The e-book world often feels like a dark corridor inside which any unpoliced literary material can suddenly appear. It can be a startling journey towards neglected novels, reprinted major novels, re-found masterpieces, or masterpieces never found once, undiscovered and exciting work, but now, as well of (of course) bad work, amateur work, inflated work, narcissistic work, but this is true of traditional publishing too. But, because of its more open spaces, for me, it has been a place really of comfort and near spirituality as it has opened up a vast infinity, and recreated the meaning of what James Joyce once said literature should be, that is: “shout in the street.” Or what Walt Whitman once proposed: “That you are here—that life exists, and identity; That the powerful play goes on, and you will contribute a verse.”
It has been more than puzzling to me to read defensive and attacking remarks against ebooks. I don’t want join in the rancor or write about value such “even playing fields” or why anyone thinks they qualify as a “gatekeeper” as too much time has been wasted on those themes, and the discourse has caused bitterness and misunderstanding. These themes have been so overworked in the major media as is and it has been disappointing to read the exchanges which too often remain bitter. For me, presenting what’s being done that is exquisitely moving and unique in ebooks wins all arguments about the prospects of a future digital book culture.
By pure luck, (since I did some work as a book critic,) I received three short stories by Jane Ciabattari, a collection under the title California Tales. Jane Ciabattari serves as the Vice President online of the National Book Critics Circle, in charge of the Critical Mass blog and social networking. Her reviews have appeared in The New York Times, The Boston Globe, The Washington Post, and many major newspaper and magazine. Her writing is down-to- the bone truthful, her stories told with simplicity and kind of conversational-textual realism. In one story, “Arabella Leaves,” she writes about addiction, how one girl was lost to drugs. In another story, she writes about a troubled family and a dog who meet in the Viper Room during a Los Angeles earthquake. The story explores the aftermath of a suicide. In all three stories, both in theme and style, she is a keen navigator of life’s realities and edges.

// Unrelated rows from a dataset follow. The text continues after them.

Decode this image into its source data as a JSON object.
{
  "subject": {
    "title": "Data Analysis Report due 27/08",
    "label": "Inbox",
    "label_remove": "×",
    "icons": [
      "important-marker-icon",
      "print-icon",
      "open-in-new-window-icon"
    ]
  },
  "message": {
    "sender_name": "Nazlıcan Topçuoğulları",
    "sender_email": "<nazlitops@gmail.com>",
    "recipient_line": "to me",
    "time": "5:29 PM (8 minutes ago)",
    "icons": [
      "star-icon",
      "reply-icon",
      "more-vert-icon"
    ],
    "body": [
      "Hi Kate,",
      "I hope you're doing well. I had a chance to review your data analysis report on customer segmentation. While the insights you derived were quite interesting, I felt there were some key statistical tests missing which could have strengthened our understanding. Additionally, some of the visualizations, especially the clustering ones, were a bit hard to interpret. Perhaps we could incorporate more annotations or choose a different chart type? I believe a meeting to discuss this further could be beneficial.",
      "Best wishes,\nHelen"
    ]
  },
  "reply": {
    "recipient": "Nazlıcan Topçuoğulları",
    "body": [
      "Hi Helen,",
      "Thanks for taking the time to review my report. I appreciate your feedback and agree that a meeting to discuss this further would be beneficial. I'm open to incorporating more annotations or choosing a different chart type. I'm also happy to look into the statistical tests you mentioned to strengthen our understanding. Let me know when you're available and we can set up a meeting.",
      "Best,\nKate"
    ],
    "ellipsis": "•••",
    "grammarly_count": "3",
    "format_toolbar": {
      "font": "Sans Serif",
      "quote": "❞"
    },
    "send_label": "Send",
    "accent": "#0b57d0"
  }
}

Equally wonderful to me was Jane’s publisher, Shebooks. Shebooks was cofounded by three women with long careers in publishing. From their home pages they stated: “We were excited by the explosion of digital media, which was giving readers new ways to find compelling stories. The problem was that female authors, journalists, editors – and ultimately female readers –were being shut out of the revolution. Innovative digital publishing companies led by men and publishing mostly male writers were getting lots of investment and attention. (Our “aha!” moment came at a journalism conference in 2012: all guys onstage announcing their new companies to an audience that was nearly all women.) But we knew that women are voracious readers in every format – buying the majority of books and magazines and reading (and writing) the majority of blogs.
As veterans of women’s publishing, we understood the realities of women’s lives –that while we love to read, we don’t always have time for a full-length book. So we decided not to wait for our invitation to the party. Shebooks was the result: a new media format.”
Among their editors are Liza Dawson, GQ contributing editor and author; Deirdre English, Rachel Lehmann-Haupt, author, launch editor, TED Books; Barbara O’Dair, executive editor, Reader’s Digest; former editor-in-chief, ; Dawn Raffel, digital editor, Center for American Fiction, author, Secret Life of Objects; Susan West, editor, consultant, West Gold Associates, former editor-in-chief.
I love being the messenger here. It was just a lucky chance for me one of the first to write about all this. About Jane Ciabattari’s considerable talent, and the launching of a digital enterprise in that long dark corridor of cyberspace miracles.
Leora Skolkin-Smith is the author of Hystera. You can learn more about her and her book at our website.